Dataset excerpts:
□ □ □ □ □ □ □

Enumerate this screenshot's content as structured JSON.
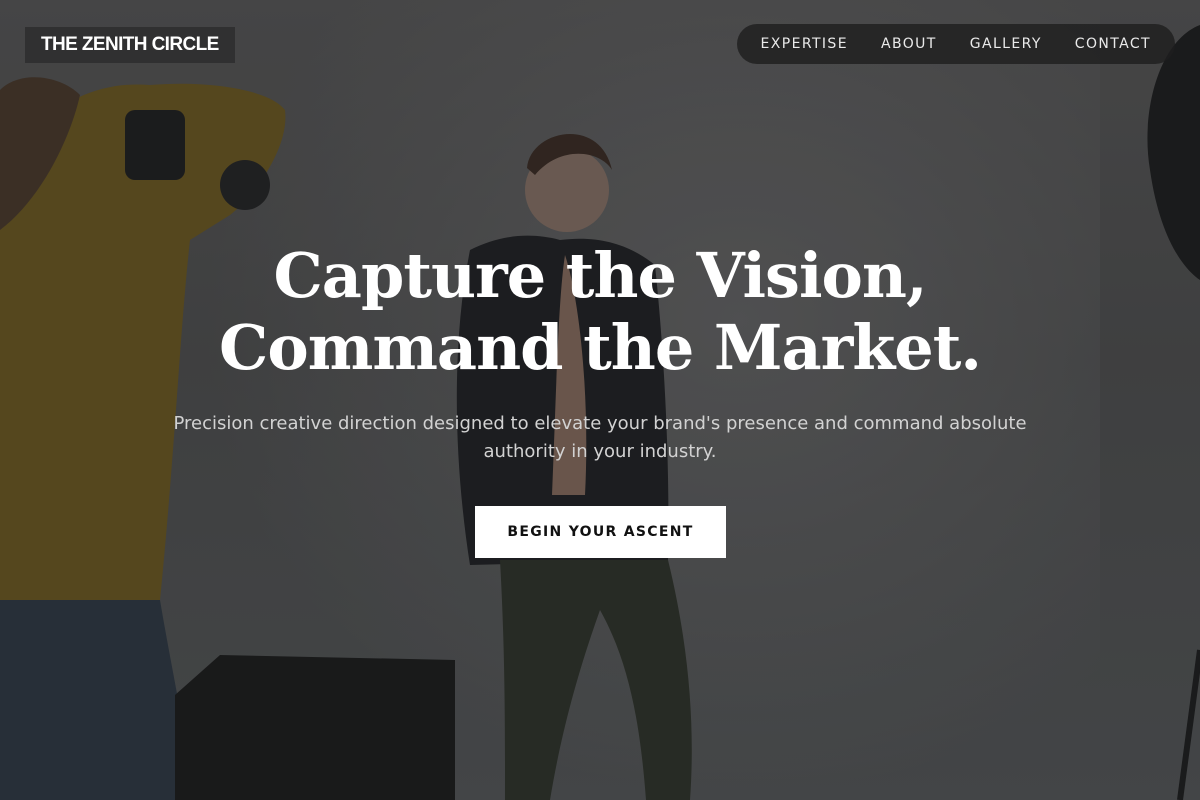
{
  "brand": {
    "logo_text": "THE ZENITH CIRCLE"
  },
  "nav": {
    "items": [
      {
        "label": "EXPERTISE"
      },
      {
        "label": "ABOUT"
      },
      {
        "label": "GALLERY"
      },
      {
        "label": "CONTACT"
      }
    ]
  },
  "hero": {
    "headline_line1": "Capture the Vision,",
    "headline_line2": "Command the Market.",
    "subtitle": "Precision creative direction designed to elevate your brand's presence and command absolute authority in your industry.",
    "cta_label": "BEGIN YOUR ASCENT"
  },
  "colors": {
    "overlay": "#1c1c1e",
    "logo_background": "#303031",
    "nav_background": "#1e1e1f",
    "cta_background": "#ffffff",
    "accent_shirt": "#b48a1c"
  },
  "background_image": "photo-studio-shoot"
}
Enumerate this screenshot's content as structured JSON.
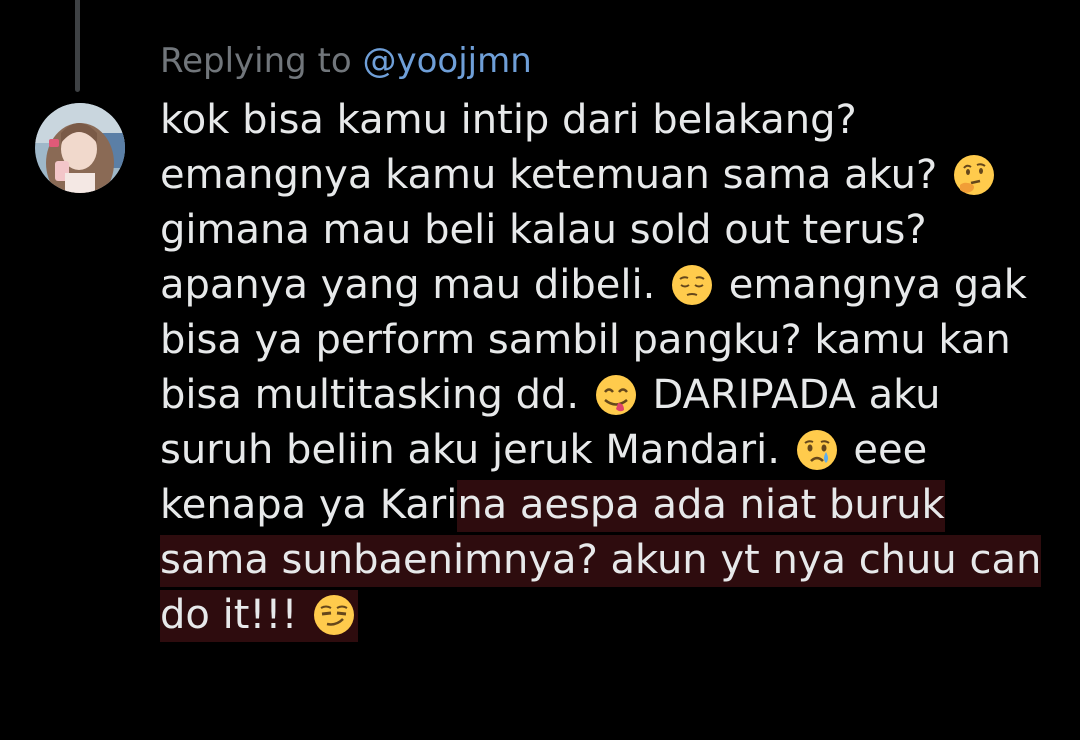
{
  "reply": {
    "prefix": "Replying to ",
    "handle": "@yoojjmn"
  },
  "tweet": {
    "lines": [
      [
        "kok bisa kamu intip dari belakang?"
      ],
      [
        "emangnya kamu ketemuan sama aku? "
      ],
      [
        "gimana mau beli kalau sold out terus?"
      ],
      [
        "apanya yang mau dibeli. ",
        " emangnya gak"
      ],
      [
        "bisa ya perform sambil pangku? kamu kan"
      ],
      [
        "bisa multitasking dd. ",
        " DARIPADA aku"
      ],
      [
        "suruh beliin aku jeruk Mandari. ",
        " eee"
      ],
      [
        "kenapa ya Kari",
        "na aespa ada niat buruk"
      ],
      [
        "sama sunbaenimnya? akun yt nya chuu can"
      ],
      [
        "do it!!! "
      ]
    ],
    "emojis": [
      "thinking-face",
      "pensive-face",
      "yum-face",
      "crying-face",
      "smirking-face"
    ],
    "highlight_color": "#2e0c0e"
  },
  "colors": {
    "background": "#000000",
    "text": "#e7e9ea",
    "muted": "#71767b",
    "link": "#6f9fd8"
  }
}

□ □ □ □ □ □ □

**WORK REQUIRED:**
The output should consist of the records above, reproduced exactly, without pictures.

**RESPONSE TO THIS TASK:**
Enumerate this screenshot's content as structured JSON.
{
  "brand": {
    "logo_text": "THE ZENITH CIRCLE"
  },
  "nav": {
    "items": [
      {
        "label": "EXPERTISE"
      },
      {
        "label": "ABOUT"
      },
      {
        "label": "GALLERY"
      },
      {
        "label": "CONTACT"
      }
    ]
  },
  "hero": {
    "headline_line1": "Capture the Vision,",
    "headline_line2": "Command the Market.",
    "subtitle": "Precision creative direction designed to elevate your brand's presence and command absolute authority in your industry.",
    "cta_label": "BEGIN YOUR ASCENT"
  },
  "colors": {
    "overlay": "#1c1c1e",
    "logo_background": "#303031",
    "nav_background": "#1e1e1f",
    "cta_background": "#ffffff",
    "accent_shirt": "#b48a1c"
  },
  "background_image": "photo-studio-shoot"
}
Enumerate this screenshot's content as structured JSON.
{
  "reply": {
    "prefix": "Replying to ",
    "handle": "@yoojjmn"
  },
  "tweet": {
    "lines": [
      [
        "kok bisa kamu intip dari belakang?"
      ],
      [
        "emangnya kamu ketemuan sama aku? "
      ],
      [
        "gimana mau beli kalau sold out terus?"
      ],
      [
        "apanya yang mau dibeli. ",
        " emangnya gak"
      ],
      [
        "bisa ya perform sambil pangku? kamu kan"
      ],
      [
        "bisa multitasking dd. ",
        " DARIPADA aku"
      ],
      [
        "suruh beliin aku jeruk Mandari. ",
        " eee"
      ],
      [
        "kenapa ya Kari",
        "na aespa ada niat buruk"
      ],
      [
        "sama sunbaenimnya? akun yt nya chuu can"
      ],
      [
        "do it!!! "
      ]
    ],
    "emojis": [
      "thinking-face",
      "pensive-face",
      "yum-face",
      "crying-face",
      "smirking-face"
    ],
    "highlight_color": "#2e0c0e"
  },
  "colors": {
    "background": "#000000",
    "text": "#e7e9ea",
    "muted": "#71767b",
    "link": "#6f9fd8"
  }
}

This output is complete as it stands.